[DATA — start]

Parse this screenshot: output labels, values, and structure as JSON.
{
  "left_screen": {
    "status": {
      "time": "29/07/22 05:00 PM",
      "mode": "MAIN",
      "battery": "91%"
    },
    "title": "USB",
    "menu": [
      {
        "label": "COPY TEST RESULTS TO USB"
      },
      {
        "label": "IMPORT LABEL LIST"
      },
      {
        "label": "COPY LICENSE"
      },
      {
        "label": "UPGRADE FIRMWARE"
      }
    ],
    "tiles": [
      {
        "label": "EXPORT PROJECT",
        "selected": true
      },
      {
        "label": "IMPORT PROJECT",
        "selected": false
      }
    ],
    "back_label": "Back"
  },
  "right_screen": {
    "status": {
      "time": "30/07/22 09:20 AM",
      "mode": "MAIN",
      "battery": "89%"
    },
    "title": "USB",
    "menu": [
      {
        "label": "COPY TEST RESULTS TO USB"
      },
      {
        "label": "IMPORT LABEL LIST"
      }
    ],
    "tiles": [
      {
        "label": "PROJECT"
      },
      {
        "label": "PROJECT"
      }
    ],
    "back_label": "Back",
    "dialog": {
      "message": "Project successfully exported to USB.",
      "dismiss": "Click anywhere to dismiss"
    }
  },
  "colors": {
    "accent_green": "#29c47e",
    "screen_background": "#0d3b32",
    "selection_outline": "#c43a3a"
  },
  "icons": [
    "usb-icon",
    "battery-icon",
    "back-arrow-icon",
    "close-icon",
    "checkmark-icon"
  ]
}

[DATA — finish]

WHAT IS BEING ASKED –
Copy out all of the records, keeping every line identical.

RESULT FOR THIS TASK –
Parse this screenshot: output labels, values, and structure as JSON.
{
  "left_screen": {
    "status": {
      "time": "29/07/22 05:00 PM",
      "mode": "MAIN",
      "battery": "91%"
    },
    "title": "USB",
    "menu": [
      {
        "label": "COPY TEST RESULTS TO USB"
      },
      {
        "label": "IMPORT LABEL LIST"
      },
      {
        "label": "COPY LICENSE"
      },
      {
        "label": "UPGRADE FIRMWARE"
      }
    ],
    "tiles": [
      {
        "label": "EXPORT PROJECT",
        "selected": true
      },
      {
        "label": "IMPORT PROJECT",
        "selected": false
      }
    ],
    "back_label": "Back"
  },
  "right_screen": {
    "status": {
      "time": "30/07/22 09:20 AM",
      "mode": "MAIN",
      "battery": "89%"
    },
    "title": "USB",
    "menu": [
      {
        "label": "COPY TEST RESULTS TO USB"
      },
      {
        "label": "IMPORT LABEL LIST"
      }
    ],
    "tiles": [
      {
        "label": "PROJECT"
      },
      {
        "label": "PROJECT"
      }
    ],
    "back_label": "Back",
    "dialog": {
      "message": "Project successfully exported to USB.",
      "dismiss": "Click anywhere to dismiss"
    }
  },
  "colors": {
    "accent_green": "#29c47e",
    "screen_background": "#0d3b32",
    "selection_outline": "#c43a3a"
  },
  "icons": [
    "usb-icon",
    "battery-icon",
    "back-arrow-icon",
    "close-icon",
    "checkmark-icon"
  ]
}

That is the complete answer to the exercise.